Academic journal article Parergon

'My Poor Returns': Devotional Manuscripts by Seventeenth-Century Women

Academic journal article Parergon

'My Poor Returns': Devotional Manuscripts by Seventeenth-Century Women

Article excerpt

The devotional manuscripts of Elizabeth Hastings, Countess of Huntingdon, Anne, Lady Halkett, and Alathea Bethell give us insight into how three conformist women used their religious reading and writing to enter into authorship. During the early modern period, devotional writing took many forms, from more recognizably literary genres, such as lyric verse, to genres of spiritual account keeping such as meditations, prayers, and journals. Writing was an important exercise for Protestants of all stripes. Nonconformists in particular were urged to search for signs of their election by writing a spiritual journal, but those who conformed (completely or partially) to the Church of England also saw devotional writing as an essential aspect of holy living. (1) Danielle Clarke has recently argued that reformist Protestant commentators and sermon writers urged women to undertake a specific kind of spiritual reading and writing, one that valued repetition, assimilation, reiteration, and meditation upon the Word. (2) This mode of composition had relevance for a wider spectrum of Protestants as well, and could generate an active engagement with texts, effectively allowing women participating in an exemplary devotional activity to construct new works. While there are significant differences between their manuscripts, each of the women discussed in this article negotiates her role as author by minimizing her own agency and figuring her writing as a necessary act of recompense for that which she owes to God for his favours.

In 1633, a scribe prepared at least four copies of the devotional writings of Elizabeth Hastings, which consist of prayers, biblical extracts, and short meditations. (3) These may have been prepared shortly after her death in the same year, perhaps as a kind of memorial. Generically, the manuscripts are all called 'Collections' on the first page, implying the use of others' divinely inspired words, be they scriptural or from the conformist but godly writers Hastings favoured. Anne Halkett's voluminous devotional writing (dating from 1651 to 1699) survives in fourteen manuscripts, plus an autobiography, and four works printed after her death. (4) Meditation was Halkett's preferred genre, but she also wrote prayers and mother's advice. While she makes reference to reading the work of other writers, Halkett presents her manuscripts consistently as 'meditations', indicating the devotional labour she has expended to create them. Alathea Bethell's manuscript collection of religious verse and devotional prose dates from about 1674, the date attached to a poem sent to her. (5) The first third of her manuscript consists of poetry (extracts from versified psalms, and poems and poetic extracts on Christmas day, Good Friday, and Easter day), while the rest is prose meditations (also called 'directions' and 'rules') without any located source. A number of poems in the manuscript may have been written by Bethell herself, including the first poem in the volume that is subscribed 'AB'. This poem appears to self-consciously reflect on the contents of the manuscript: when the speaker's heart is oppressed by the world 'This litle Book. Afoards me Ease & Rest'. She will give God her 'humble Praises' for his bounty, and though God expects 'A great Account' for his gifts, Bethell asks him to 'Pardon my Poor Returns. for soe much Love'. (6)

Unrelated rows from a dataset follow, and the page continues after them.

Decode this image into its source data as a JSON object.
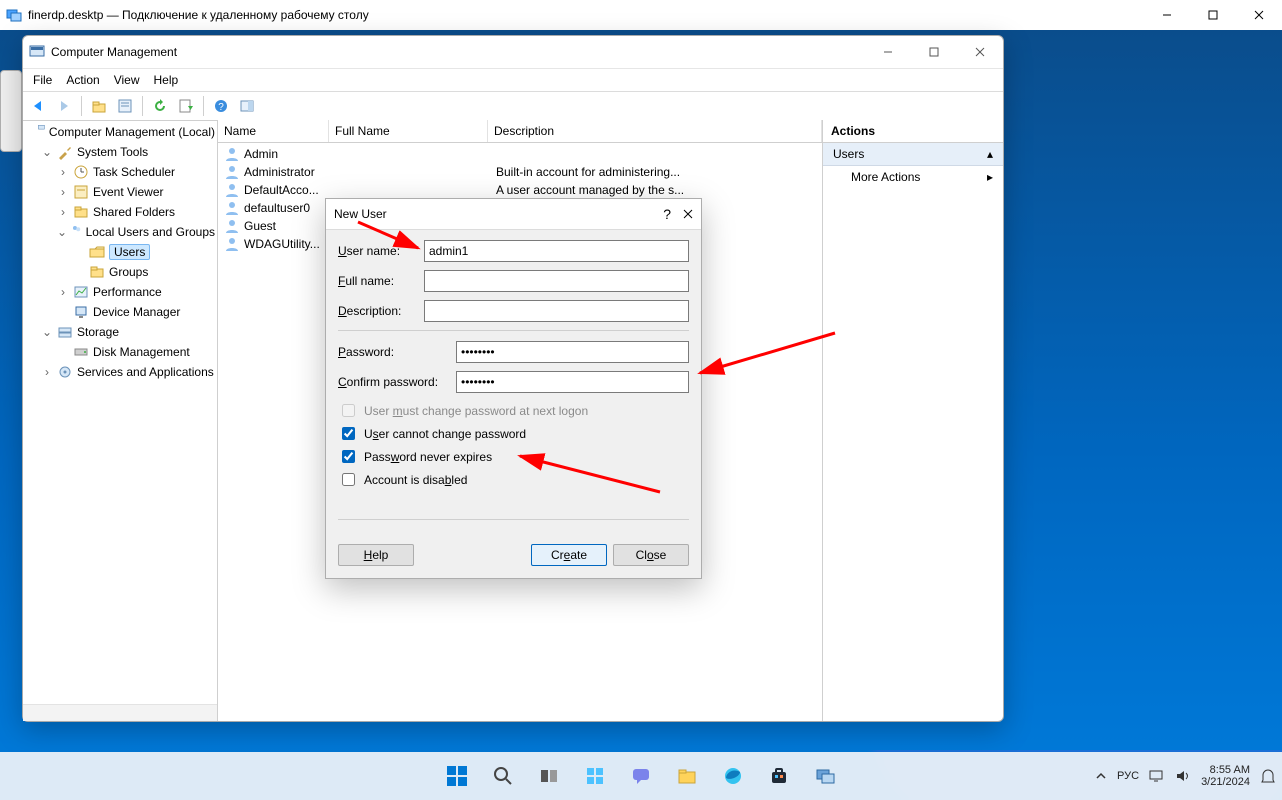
{
  "rdp": {
    "title": "finerdp.desktp — Подключение к удаленному рабочему столу"
  },
  "cm": {
    "title": "Computer Management",
    "menu": {
      "file": "File",
      "action": "Action",
      "view": "View",
      "help": "Help"
    },
    "tree": {
      "root": "Computer Management (Local)",
      "system_tools": "System Tools",
      "task_scheduler": "Task Scheduler",
      "event_viewer": "Event Viewer",
      "shared_folders": "Shared Folders",
      "local_users": "Local Users and Groups",
      "users": "Users",
      "groups": "Groups",
      "performance": "Performance",
      "device_manager": "Device Manager",
      "storage": "Storage",
      "disk_management": "Disk Management",
      "services": "Services and Applications"
    },
    "columns": {
      "name": "Name",
      "full_name": "Full Name",
      "description": "Description"
    },
    "users": [
      {
        "name": "Admin",
        "full": "",
        "desc": ""
      },
      {
        "name": "Administrator",
        "full": "",
        "desc": "Built-in account for administering..."
      },
      {
        "name": "DefaultAcco...",
        "full": "",
        "desc": "A user account managed by the s..."
      },
      {
        "name": "defaultuser0",
        "full": "",
        "desc": ""
      },
      {
        "name": "Guest",
        "full": "",
        "desc": ""
      },
      {
        "name": "WDAGUtility...",
        "full": "",
        "desc": ""
      }
    ],
    "actions": {
      "header": "Actions",
      "category": "Users",
      "more": "More Actions"
    }
  },
  "dialog": {
    "title": "New User",
    "labels": {
      "username": "User name:",
      "fullname": "Full name:",
      "description": "Description:",
      "password": "Password:",
      "confirm": "Confirm password:"
    },
    "values": {
      "username": "admin1",
      "password": "••••••••",
      "confirm": "••••••••"
    },
    "checks": {
      "must_change": "User must change password at next logon",
      "cannot_change": "User cannot change password",
      "never_expires": "Password never expires",
      "disabled": "Account is disabled"
    },
    "buttons": {
      "help": "Help",
      "create": "Create",
      "close": "Close"
    }
  },
  "tray": {
    "lang": "РУС",
    "time": "8:55 AM",
    "date": "3/21/2024"
  }
}
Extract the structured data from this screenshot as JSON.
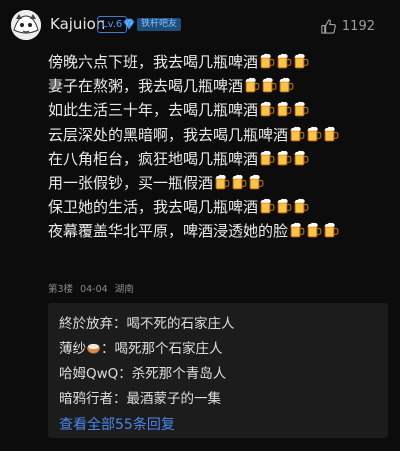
{
  "post": {
    "author": "Kajuion",
    "level": "Lv.6",
    "fan_badge": "铁杆吧友",
    "likes": "1192",
    "lines": [
      {
        "text": "傍晚六点下班，我去喝几瓶啤酒",
        "beers": 3
      },
      {
        "text": "妻子在熬粥，我去喝几瓶啤酒",
        "beers": 3
      },
      {
        "text": "如此生活三十年，去喝几瓶啤酒",
        "beers": 3
      },
      {
        "text": "云层深处的黑暗啊，我去喝几瓶啤酒",
        "beers": 3
      },
      {
        "text": "在八角柜台，疯狂地喝几瓶啤酒",
        "beers": 3
      },
      {
        "text": "用一张假钞，买一瓶假酒",
        "beers": 3
      },
      {
        "text": "保卫她的生活，我去喝几瓶啤酒",
        "beers": 3
      },
      {
        "text": "夜幕覆盖华北平原，啤酒浸透她的脸",
        "beers": 3
      }
    ],
    "floor": "第3楼",
    "date": "04-04",
    "location": "湖南"
  },
  "replies": {
    "items": [
      {
        "name": "終於放弃",
        "text": "：喝不死的石家庄人",
        "emoji": ""
      },
      {
        "name": "薄纱",
        "text": "：喝死那个石家庄人",
        "emoji": "rice-bowl"
      },
      {
        "name": "哈姆QwQ",
        "text": "：杀死那个青岛人",
        "emoji": ""
      },
      {
        "name": "暗鸦行者",
        "text": "：最酒蒙子的一集",
        "emoji": ""
      }
    ],
    "view_all": "查看全部55条回复"
  },
  "colors": {
    "background": "#0c0c0c",
    "reply_panel": "#1c1c1c",
    "link": "#4a86ea",
    "level": "#5c9bff",
    "beer": "#f2b233"
  },
  "icons": {
    "like": "thumbs-up-icon",
    "avatar": "cartoon-avatar",
    "badge": "diamond-gem-icon"
  }
}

Generically, each of these groups of manuscripts is in some respects quite different from the other (Hastings's collections, Halkett's meditations, and Bethell's religious verse and prose rules for behaviour), but each can also be construed as the writer's attempt to give to God what is owed to Him in return for His blessings: her 'Poor Returns'. (7) Their contents have been shaped into volumes in a way that showcases how the compiler used writing to express her faith and also to constitute that faith. Collecting passages from the Bible and transcribing them (as both Hastings and Halkett did) in a certain order and under headings was not necessarily a rote activity; instead, it seems to have been a way for the Word to speak through the believer as these words, and prayers and meditations built upon them, were shaped into something else. …

Search by... Author
Show... All Results Primary Sources Peer-reviewed

Oops!

An unknown error has occurred. Please click the button below to reload the page. If the problem persists, please try again in a little while.